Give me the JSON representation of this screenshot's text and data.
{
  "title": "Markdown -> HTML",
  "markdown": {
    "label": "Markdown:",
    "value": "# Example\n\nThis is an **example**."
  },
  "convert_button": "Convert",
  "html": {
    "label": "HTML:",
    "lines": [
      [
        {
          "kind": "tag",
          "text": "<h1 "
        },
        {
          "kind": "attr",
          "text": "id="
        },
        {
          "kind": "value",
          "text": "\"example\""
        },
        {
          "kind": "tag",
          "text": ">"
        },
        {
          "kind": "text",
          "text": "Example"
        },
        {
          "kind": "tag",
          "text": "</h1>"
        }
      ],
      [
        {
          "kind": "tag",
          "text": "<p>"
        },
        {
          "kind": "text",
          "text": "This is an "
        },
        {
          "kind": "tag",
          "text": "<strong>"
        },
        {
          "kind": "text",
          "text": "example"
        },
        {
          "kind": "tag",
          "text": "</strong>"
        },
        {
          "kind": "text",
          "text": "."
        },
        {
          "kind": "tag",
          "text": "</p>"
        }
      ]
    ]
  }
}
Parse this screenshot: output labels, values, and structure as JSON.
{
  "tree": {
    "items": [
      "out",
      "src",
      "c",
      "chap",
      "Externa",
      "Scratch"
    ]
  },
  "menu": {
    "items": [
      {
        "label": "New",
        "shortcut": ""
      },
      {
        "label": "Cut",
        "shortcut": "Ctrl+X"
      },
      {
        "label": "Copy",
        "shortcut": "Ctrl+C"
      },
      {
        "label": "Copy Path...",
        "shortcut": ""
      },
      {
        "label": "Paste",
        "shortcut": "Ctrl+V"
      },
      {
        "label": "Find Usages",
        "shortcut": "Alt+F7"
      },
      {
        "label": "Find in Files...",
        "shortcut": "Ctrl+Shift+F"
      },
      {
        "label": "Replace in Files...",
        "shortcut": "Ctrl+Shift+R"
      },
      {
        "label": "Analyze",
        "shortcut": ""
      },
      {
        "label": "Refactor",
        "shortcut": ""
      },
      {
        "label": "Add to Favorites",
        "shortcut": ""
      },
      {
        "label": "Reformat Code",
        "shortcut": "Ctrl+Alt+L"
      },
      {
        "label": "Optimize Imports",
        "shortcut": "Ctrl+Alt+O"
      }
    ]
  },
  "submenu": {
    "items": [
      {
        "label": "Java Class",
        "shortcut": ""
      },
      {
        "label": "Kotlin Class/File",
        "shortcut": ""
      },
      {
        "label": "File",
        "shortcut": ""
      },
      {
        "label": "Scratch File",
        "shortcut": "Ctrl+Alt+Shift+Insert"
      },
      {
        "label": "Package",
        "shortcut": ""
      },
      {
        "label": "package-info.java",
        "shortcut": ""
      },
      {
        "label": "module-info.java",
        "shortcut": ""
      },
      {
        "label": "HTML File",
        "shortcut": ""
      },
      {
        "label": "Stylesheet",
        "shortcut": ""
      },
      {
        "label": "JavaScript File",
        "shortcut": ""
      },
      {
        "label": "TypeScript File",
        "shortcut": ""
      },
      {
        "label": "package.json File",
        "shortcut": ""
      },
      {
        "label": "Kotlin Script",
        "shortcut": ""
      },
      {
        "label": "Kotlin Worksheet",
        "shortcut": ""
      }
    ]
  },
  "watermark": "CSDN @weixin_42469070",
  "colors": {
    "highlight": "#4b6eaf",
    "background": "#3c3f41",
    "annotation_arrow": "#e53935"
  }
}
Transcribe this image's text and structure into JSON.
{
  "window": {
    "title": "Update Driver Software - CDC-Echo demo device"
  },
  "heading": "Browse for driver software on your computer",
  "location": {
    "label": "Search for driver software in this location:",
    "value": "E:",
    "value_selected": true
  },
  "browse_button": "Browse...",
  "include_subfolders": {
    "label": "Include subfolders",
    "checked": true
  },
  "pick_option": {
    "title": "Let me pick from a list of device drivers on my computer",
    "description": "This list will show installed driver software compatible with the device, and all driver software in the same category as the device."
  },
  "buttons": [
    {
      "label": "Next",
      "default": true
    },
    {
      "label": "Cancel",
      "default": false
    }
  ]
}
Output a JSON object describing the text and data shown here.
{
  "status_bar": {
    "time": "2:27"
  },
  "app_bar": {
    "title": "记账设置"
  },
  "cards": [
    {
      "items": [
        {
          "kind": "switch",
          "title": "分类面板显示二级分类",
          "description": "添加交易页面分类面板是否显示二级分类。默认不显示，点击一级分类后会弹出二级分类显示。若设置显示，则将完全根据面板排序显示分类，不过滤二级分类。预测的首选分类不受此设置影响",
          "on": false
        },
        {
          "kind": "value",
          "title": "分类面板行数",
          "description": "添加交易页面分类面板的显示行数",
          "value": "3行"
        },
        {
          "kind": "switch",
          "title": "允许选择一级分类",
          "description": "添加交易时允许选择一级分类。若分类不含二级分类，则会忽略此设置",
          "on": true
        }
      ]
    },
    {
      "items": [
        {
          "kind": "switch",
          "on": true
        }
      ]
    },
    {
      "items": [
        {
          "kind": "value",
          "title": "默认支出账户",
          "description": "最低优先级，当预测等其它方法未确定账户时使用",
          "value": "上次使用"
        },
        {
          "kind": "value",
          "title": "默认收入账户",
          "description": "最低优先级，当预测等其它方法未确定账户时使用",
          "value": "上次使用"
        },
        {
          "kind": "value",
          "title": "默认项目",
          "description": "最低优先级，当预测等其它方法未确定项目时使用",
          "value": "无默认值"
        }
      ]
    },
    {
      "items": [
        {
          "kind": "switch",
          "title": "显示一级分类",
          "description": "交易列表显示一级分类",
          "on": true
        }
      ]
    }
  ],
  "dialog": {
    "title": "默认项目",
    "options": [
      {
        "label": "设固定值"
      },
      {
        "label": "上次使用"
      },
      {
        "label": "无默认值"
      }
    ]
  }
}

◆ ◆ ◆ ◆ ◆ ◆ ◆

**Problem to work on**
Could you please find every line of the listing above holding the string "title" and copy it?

**Task result**
  "title": "Markdown -> HTML",
    "title": "Update Driver Software - CDC-Echo demo device"
    "title": "Let me pick from a list of device drivers on my computer",
    "title": "记账设置"
          "title": "分类面板显示二级分类",
          "title": "分类面板行数",
          "title": "允许选择一级分类",
          "title": "默认支出账户",
          "title": "默认收入账户",
          "title": "默认项目",
          "title": "显示一级分类",
    "title": "默认项目",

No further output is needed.